    France on film

    By Frances Atkinson 16 February 2016

    WHAT is it about French cinema and their innate affinity with using film as a powerful way to tell stories? Perhaps it is because, as film critic Henry Porter observes, the French accept that cinema is more than entertainment, a revenue earner and an employment generator: it is culture.

    The biggest film festival in Australia, and the biggest outside of France, The Alliance Francaise French Film Festival returns – and if you’re looking for an overarching theme that sums up the 48 films that make up the 2016 festival, it would have to be diversity.

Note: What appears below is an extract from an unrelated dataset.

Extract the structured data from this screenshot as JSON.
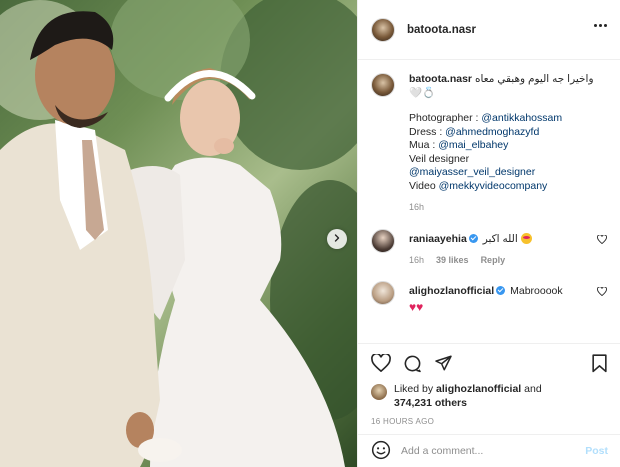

    From sophisticated comedies, thrillers, love stories and dramas, this year’s line up also features offerings from the small screen, with several French television shows (espionage thriller The Bureau, and WW2 drama Un Village Francais) getting the big screen treatment. The Festival also includes a series of Q&As following particular screenings of Dheepan, My Golden Days, Marguerite and special one-off events, including a screening of Catherine Corsini’s spirited new film Le Belle Saison to celebrate International Women’s Day.

    Rosalie Blum, a drama-comedy directed by Julien Rappeneau, about Vincent, a thirty-something hairdresser, his overbearing family and an encounter with a mysterious woman, kicks off opening night, while Jean-Luc Godard’s 1963 movie Contempt, starring Brigitte Bardot and Jack Palance closes the event.

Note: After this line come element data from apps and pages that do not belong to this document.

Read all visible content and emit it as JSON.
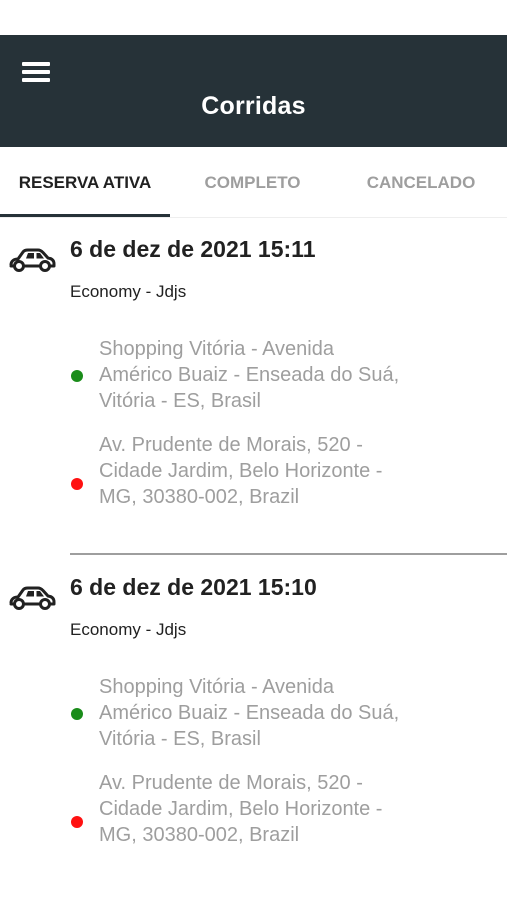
{
  "app_bar": {
    "title": "Corridas",
    "menu_icon": "hamburger-menu-icon",
    "background": "#263238"
  },
  "tabs": [
    {
      "label": "RESERVA ATIVA",
      "active": true
    },
    {
      "label": "COMPLETO",
      "active": false
    },
    {
      "label": "CANCELADO",
      "active": false
    }
  ],
  "trips": [
    {
      "icon": "car-icon",
      "date": "6 de dez de 2021 15:11",
      "vehicle": "Economy - Jdjs",
      "pickup": "Shopping Vitória - Avenida Américo Buaiz - Enseada do Suá, Vitória - ES, Brasil",
      "dropoff": "Av. Prudente de Morais, 520 - Cidade Jardim, Belo Horizonte - MG, 30380-002, Brazil"
    },
    {
      "icon": "car-icon",
      "date": "6 de dez de 2021 15:10",
      "vehicle": "Economy - Jdjs",
      "pickup": "Shopping Vitória - Avenida Américo Buaiz - Enseada do Suá, Vitória - ES, Brasil",
      "dropoff": "Av. Prudente de Morais, 520 - Cidade Jardim, Belo Horizonte - MG, 30380-002, Brazil"
    }
  ],
  "colors": {
    "pickup_dot": "#1a8c1a",
    "dropoff_dot": "#ff1111",
    "address_text": "#9e9e9e"
  }
}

    If you’re looking for recommendations, Festival patron David Stratton, along with Academy Award winning filmmaker George Miller, has selected the Taj Mahal as a must see. Based on the true story of a French family caught up in the 2008 Mumbai attacks, the gripping thriller promises to have audiences on their edge of their seats. In stark contrast, Stratton also singles out Microbe & Gasoline, Michel Gondry’s comedy about two young misfits and their refusal to fit in.

    For tickets and information go to: affrenchfilmfestival.org